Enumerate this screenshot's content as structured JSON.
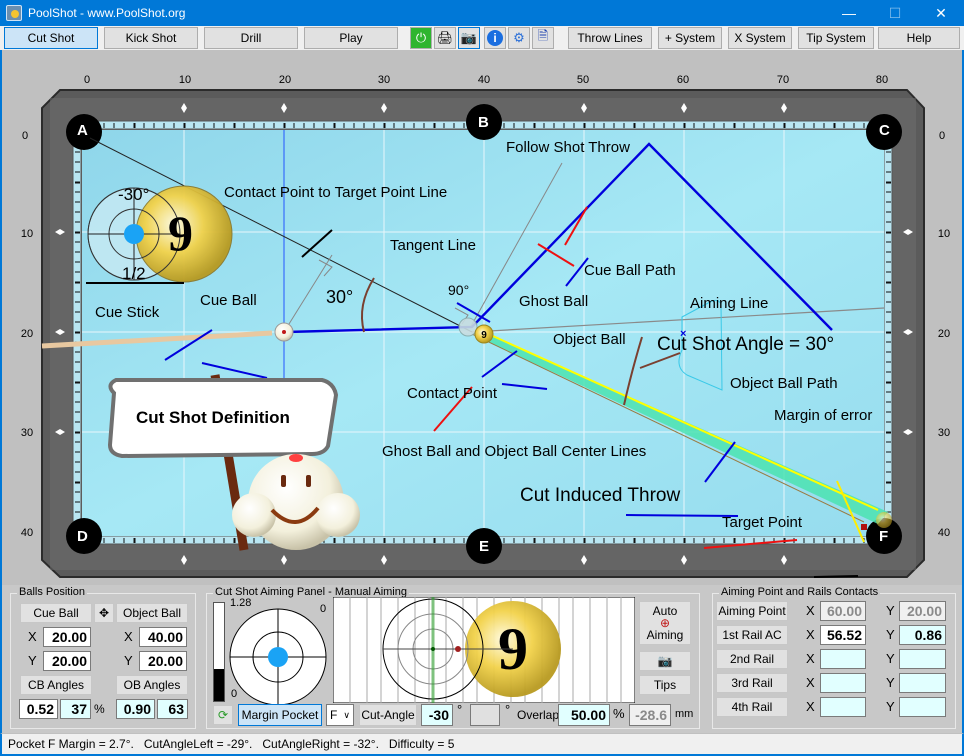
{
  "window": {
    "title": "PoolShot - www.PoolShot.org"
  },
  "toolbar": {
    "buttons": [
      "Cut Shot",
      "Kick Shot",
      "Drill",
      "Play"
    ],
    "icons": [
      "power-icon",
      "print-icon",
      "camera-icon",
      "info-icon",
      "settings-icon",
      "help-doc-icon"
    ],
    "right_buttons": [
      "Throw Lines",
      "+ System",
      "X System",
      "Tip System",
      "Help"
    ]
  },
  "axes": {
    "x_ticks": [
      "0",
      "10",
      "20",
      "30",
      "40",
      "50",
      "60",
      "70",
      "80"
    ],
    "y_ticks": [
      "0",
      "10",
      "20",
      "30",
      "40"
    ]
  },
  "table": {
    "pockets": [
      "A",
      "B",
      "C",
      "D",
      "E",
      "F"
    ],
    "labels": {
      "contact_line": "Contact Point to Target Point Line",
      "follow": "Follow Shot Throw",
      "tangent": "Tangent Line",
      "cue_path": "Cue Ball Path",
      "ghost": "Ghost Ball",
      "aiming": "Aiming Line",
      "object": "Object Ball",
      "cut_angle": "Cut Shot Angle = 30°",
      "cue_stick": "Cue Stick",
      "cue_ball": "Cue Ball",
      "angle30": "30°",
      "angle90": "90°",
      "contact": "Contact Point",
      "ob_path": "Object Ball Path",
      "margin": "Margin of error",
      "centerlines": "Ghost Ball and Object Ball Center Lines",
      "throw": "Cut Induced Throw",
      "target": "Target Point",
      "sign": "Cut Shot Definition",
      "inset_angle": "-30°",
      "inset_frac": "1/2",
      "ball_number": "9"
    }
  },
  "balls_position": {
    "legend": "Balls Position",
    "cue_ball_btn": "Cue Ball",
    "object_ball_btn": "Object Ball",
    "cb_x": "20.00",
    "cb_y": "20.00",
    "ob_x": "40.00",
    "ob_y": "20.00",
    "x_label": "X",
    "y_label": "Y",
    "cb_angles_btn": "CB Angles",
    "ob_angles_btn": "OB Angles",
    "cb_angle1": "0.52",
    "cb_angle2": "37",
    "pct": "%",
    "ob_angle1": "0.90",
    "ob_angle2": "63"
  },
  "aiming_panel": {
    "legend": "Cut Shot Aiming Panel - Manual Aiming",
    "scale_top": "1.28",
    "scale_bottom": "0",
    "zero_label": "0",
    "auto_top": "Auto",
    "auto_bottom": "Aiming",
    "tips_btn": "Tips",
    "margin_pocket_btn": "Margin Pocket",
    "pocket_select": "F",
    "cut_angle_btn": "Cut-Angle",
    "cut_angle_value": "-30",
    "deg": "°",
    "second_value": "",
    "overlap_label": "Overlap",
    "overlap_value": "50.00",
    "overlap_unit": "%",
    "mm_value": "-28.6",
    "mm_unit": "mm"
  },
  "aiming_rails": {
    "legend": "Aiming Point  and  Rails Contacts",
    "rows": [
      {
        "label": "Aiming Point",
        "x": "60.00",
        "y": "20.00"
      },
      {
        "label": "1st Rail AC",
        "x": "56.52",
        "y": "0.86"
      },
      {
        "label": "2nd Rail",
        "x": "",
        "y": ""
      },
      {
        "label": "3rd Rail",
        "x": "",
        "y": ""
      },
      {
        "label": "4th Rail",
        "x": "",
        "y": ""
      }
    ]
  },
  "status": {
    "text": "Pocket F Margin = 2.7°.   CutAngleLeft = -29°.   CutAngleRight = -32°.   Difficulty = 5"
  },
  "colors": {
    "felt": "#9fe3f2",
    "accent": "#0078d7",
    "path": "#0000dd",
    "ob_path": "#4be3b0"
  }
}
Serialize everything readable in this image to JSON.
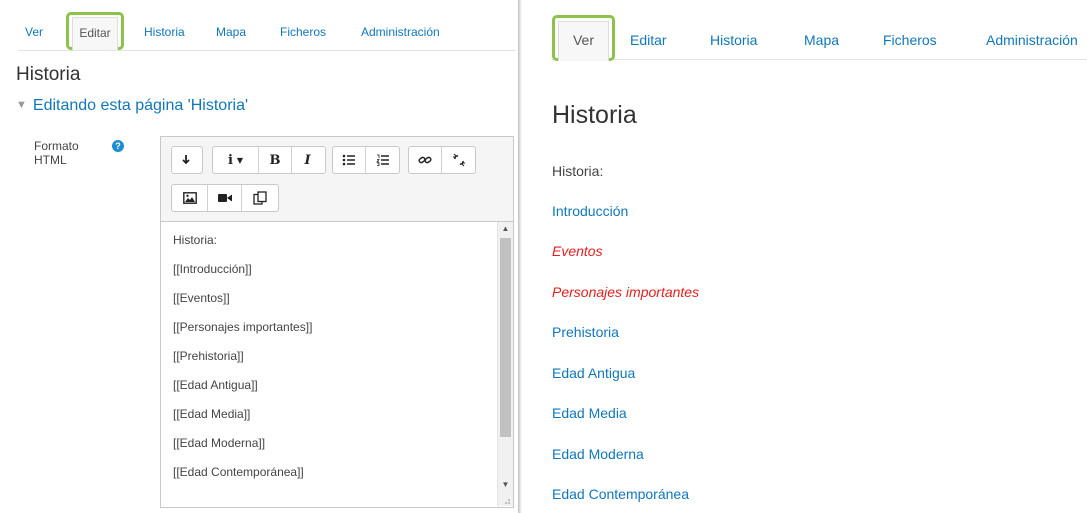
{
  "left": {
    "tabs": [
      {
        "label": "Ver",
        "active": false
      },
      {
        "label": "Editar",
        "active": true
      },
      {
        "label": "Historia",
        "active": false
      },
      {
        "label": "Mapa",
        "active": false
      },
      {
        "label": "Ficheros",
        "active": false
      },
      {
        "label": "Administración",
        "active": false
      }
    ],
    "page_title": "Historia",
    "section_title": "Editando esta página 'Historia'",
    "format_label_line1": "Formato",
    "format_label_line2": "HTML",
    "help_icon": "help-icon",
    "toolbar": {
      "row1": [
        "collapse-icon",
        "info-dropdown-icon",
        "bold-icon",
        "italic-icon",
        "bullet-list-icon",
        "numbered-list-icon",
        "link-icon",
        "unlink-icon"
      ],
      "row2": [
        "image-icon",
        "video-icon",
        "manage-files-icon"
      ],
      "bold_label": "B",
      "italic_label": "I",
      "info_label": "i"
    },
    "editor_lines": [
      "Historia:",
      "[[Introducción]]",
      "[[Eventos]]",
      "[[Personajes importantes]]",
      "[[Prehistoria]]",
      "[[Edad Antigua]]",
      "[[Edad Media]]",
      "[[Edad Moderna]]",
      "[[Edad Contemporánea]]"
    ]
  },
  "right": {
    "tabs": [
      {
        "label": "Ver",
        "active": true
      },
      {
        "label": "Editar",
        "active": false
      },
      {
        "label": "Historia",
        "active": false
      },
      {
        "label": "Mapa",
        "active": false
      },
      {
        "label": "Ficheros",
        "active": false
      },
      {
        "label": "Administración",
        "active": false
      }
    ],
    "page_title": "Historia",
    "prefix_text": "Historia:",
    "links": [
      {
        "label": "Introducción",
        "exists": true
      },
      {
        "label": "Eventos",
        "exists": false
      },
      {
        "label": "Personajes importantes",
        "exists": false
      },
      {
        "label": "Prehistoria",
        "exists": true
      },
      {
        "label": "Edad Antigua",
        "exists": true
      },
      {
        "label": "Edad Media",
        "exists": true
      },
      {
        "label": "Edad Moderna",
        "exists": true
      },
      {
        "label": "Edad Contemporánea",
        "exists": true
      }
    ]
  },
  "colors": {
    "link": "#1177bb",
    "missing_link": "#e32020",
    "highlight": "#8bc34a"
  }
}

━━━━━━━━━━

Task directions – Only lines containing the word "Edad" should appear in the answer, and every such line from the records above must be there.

Reply –
      "[[Edad Antigua]]",
      "[[Edad Media]]",
      "[[Edad Moderna]]",
      "[[Edad Contemporánea]]"
        "label": "Edad Antigua",
        "label": "Edad Media",
        "label": "Edad Moderna",
        "label": "Edad Contemporánea",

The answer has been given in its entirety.